Synopses & Reviews
First Nations people know that a tribe must have control over its resources and sustain its identity as a distinct civilization for economic development to make sense. With an integrated approach to tribal societies that defines development as a means to the end of sustaining tribal character, Dean Howard Smith offers both conceptual and practical tools for making self-determination and self-sufficiency a reality for Native American Nations.
Smith draws from his extensive experience as a consultant, teacher, and instructor to offer a wide variety of detailed case studies, and readers will learn from both successful and failed development initiatives. While focused on the United States, his work will be applicable for indigenous peoples in many parts of the world.
Includes bibliographical references (p. 151-158) and indexes.
Table of Contents

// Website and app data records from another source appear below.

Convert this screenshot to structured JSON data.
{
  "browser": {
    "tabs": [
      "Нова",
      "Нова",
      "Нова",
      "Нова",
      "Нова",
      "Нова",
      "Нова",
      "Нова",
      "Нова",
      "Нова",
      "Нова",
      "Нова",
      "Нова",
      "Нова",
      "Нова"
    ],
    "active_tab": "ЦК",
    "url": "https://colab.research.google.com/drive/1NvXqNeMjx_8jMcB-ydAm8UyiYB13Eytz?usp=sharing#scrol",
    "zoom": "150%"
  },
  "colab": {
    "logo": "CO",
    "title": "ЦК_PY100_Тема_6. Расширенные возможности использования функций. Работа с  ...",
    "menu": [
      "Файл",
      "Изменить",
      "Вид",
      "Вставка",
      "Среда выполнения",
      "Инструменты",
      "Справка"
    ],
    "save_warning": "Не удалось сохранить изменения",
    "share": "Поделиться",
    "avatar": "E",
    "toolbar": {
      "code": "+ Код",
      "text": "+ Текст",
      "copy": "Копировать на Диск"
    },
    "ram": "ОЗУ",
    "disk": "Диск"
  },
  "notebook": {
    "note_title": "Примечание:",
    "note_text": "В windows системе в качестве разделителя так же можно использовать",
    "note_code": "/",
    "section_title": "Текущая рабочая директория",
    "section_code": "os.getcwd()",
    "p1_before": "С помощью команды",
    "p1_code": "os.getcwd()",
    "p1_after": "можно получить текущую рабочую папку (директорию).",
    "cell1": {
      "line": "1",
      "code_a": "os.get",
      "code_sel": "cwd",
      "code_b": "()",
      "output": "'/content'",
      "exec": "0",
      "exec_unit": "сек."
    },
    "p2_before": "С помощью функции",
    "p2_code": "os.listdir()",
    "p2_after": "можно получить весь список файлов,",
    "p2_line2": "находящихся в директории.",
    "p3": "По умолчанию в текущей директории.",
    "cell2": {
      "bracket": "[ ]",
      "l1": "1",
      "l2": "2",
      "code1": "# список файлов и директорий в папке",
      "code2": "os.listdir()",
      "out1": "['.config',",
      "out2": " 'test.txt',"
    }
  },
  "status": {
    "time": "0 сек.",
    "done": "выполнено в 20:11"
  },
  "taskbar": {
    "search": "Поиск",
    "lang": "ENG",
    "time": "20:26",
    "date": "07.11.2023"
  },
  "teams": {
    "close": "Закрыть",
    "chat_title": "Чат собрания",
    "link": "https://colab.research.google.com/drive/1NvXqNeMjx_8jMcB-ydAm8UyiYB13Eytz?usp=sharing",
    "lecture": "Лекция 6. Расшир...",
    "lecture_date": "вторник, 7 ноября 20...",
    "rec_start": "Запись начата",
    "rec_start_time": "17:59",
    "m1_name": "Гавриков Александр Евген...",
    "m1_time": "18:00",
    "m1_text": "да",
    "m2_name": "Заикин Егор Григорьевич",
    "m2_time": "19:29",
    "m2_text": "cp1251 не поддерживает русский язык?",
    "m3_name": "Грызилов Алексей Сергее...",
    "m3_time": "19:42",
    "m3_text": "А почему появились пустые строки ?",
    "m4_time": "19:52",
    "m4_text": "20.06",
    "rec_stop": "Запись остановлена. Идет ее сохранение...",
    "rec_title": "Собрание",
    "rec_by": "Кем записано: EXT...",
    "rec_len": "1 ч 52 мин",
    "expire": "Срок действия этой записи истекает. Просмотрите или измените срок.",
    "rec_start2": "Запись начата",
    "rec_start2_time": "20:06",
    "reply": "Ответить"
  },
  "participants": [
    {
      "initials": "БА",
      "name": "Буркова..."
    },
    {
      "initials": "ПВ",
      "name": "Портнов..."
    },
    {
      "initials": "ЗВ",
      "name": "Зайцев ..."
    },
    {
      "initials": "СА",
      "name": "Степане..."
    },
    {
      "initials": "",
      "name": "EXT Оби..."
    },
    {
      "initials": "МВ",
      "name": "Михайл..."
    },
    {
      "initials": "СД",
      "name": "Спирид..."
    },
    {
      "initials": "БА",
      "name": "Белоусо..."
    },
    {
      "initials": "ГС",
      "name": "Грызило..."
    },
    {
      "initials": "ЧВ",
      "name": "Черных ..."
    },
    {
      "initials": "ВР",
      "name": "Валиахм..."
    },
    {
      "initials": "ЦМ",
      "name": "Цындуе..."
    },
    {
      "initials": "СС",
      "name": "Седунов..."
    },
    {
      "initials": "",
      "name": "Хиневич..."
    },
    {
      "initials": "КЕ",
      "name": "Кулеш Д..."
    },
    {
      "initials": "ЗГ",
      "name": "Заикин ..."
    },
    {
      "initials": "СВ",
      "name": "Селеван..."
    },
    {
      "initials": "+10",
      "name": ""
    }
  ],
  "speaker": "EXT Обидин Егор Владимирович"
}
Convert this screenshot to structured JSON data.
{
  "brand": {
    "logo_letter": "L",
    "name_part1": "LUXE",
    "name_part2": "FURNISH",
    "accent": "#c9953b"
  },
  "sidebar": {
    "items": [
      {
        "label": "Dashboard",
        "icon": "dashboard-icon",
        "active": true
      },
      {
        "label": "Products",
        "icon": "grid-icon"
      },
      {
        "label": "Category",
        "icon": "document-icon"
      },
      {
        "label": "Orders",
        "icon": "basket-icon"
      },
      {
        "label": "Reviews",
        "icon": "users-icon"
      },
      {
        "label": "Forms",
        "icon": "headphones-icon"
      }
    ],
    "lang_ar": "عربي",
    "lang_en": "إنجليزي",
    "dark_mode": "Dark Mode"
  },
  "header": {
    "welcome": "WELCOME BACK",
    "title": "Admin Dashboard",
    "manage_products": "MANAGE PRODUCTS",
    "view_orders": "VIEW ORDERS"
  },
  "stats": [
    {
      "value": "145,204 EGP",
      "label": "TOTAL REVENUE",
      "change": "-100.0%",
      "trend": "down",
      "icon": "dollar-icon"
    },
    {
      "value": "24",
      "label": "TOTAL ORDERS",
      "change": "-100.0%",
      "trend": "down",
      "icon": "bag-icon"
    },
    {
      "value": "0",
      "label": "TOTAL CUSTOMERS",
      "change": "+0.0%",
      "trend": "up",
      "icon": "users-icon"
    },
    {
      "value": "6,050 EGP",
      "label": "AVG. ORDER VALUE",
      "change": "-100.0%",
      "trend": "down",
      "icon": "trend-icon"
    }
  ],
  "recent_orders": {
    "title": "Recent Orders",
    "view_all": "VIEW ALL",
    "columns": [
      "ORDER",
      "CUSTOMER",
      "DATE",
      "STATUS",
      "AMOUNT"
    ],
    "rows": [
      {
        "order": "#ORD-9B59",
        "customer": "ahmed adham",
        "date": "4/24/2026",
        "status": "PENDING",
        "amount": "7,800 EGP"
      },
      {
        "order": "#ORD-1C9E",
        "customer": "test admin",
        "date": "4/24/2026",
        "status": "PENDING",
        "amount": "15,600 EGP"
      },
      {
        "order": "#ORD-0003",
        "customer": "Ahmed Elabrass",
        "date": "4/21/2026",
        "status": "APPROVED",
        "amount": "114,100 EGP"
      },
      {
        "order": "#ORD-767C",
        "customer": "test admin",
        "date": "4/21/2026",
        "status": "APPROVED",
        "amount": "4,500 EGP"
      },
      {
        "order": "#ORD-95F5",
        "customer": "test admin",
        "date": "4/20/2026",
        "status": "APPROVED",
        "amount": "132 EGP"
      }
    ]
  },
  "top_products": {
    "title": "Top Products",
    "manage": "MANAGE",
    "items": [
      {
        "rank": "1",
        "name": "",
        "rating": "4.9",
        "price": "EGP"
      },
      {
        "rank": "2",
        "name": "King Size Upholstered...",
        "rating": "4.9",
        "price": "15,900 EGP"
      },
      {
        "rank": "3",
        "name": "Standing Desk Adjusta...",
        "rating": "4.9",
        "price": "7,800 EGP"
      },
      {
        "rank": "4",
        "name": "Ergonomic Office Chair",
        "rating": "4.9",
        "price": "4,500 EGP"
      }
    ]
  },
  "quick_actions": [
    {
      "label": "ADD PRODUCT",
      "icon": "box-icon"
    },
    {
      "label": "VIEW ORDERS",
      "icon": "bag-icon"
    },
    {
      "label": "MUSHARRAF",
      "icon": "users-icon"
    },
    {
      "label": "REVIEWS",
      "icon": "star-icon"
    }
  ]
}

A social compatibility paradigm -- Pre-contact Native American economic activity -- Federal policy results -- A paradigm for economic development -- Cultural integrity and economic development -- Economic development and cultural integrity -- The environment and natural resources: some native ideas -- Managing tribal assets: developing long-term strategic plans -- An example: The Rosebud Sioux Tribe -- A further example: The Fort Belknap Indian Community -- Developing tribal resources -- The pernicious triad: brain drain, dropouts, and joblessness -- Some intermediate thoughts and hopes.